According to the late scholar Sunil Kothari, there is historical evidence of the Kuchipodi dance-drama tradition in Telugu-speaking regions in the 15th century.
Students of School of Kuchipudi, Shiv Mohanam, Moslikanti, perform during the Margazi Dance Festival organized by The Music Academy in Chennai in January 2023. Photo Credit: RAVINDRAN R
From the 1930s to the independence movement, when indigenous art forms were being revived, Vedantatam Lakshmi Narayan Sastri and his son Jagannath Sarma traveled to erstwhile Andhra performing solos for the first time. He taught women, added tarangam (brass plate dancing) and more to popularize Kochipodi.
The solo genre remained and women became stars. But, now kachipodi group presentations are making a comeback not as dance dramas but by adapting or creating new solo choreographies.
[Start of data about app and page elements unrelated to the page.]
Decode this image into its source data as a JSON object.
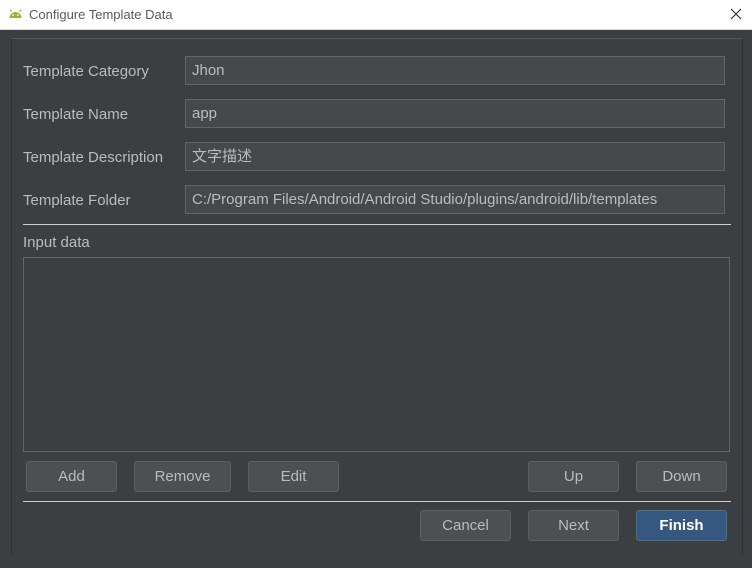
{
  "window": {
    "title": "Configure Template Data",
    "close_icon": "close-icon",
    "app_icon": "android-icon"
  },
  "form": {
    "fields": [
      {
        "label": "Template Category",
        "value": "Jhon"
      },
      {
        "label": "Template Name",
        "value": "app"
      },
      {
        "label": "Template Description",
        "value": "文字描述"
      },
      {
        "label": "Template Folder",
        "value": "C:/Program Files/Android/Android Studio/plugins/android/lib/templates"
      }
    ]
  },
  "input_data": {
    "label": "Input data"
  },
  "table_buttons": {
    "add": "Add",
    "remove": "Remove",
    "edit": "Edit",
    "up": "Up",
    "down": "Down"
  },
  "dialog_buttons": {
    "cancel": "Cancel",
    "next": "Next",
    "finish": "Finish"
  },
  "colors": {
    "background": "#3c3f41",
    "primary_button": "#365880",
    "text": "#bbbbbb"
  }
}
Although it is more comprehensive, it requires standardization, sacrificing the beautiful lit and local flavor of kochi podi.
There is no mistaking Jakeshwar’s choice of songs and musicians — Swetha Prasad as the vocalist, Ishwar Ramakrishnan (violin), Mithukumar Balakrishnan (flute) with S Adit Narayan (Ntungam) and BP Hari Babu (Mridingam).
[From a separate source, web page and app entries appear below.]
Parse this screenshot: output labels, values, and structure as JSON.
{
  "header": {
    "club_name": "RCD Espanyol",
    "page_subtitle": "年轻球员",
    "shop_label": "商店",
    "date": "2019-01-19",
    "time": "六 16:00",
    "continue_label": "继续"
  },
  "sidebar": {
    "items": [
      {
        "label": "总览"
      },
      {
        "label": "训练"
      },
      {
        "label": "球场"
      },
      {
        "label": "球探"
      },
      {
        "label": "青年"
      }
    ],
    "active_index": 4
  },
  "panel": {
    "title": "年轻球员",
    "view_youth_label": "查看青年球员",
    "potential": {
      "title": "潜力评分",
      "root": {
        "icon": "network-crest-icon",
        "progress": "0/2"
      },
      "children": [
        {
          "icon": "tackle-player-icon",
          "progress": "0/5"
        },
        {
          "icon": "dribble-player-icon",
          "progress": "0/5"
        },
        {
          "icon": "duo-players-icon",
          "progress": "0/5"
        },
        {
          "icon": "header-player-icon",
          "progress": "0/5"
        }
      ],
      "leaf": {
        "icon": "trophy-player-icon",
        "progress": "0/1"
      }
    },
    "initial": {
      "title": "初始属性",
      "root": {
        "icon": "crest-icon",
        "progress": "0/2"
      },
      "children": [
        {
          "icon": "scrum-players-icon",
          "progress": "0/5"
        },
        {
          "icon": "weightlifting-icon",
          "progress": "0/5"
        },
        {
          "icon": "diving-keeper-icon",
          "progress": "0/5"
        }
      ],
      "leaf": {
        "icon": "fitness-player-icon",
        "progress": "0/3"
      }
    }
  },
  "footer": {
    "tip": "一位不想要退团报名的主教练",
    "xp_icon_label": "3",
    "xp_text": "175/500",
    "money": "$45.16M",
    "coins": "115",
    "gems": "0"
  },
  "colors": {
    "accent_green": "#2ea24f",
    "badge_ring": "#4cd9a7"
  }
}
Students of Shivamohanam, Musalikanti’s School of Kuchipodi, during a performance at The Music Academy’s Margazi Dance Festival in January 2023. Photo Credit: RAVINDRAN R
‘Omkarkarini’ (Lavangi, Adi, M Balmarli Krishna), a duet between Jai Keswar and Padmavani, detailed the goddess as Durga as a fierce warrior and as a compassionate one, with a slow jathi in between. has been done This was followed by the piece de resistance of the evening, ‘Vidalara Viyarulu’ – an excerpt from the dance drama ‘Vipranarayan Charitam’ by a dhru, Guru Vempati. Set to Raga Kedara Gaula and Adi Tala, composed by Deolapalli Krishna Sastri, music by Balantrappu Rajinikantha Rao, it concerns a woman, Devi Devi, who adorns herself to woo Saint Viparnarayana. Her walk and smile were a joy to behold. It brought out the best in Kachipodi. It was presented by Vaidya Sforthi Konda, Ala Gopal and Lakshmi Reghunath.
Again the Siva Tarangam (set to Narayan Teerth, Ragmalika and Adi Tala, Music by Ramesh Jetty, Choreography by Jakeshwar Musalikanti) was a costumed event, highlighted by a Nadai Bedam brass plate arrangement. Kudos to the dancers and musicians for a great time. Other dancers in the group were Abhinav Ashok, Samohana Musalikanti, and Sathwaika Reddy. Jakeshwar Musalikanti’s ‘Kachipodi Nartamalika’ was high on energy but not on bhava.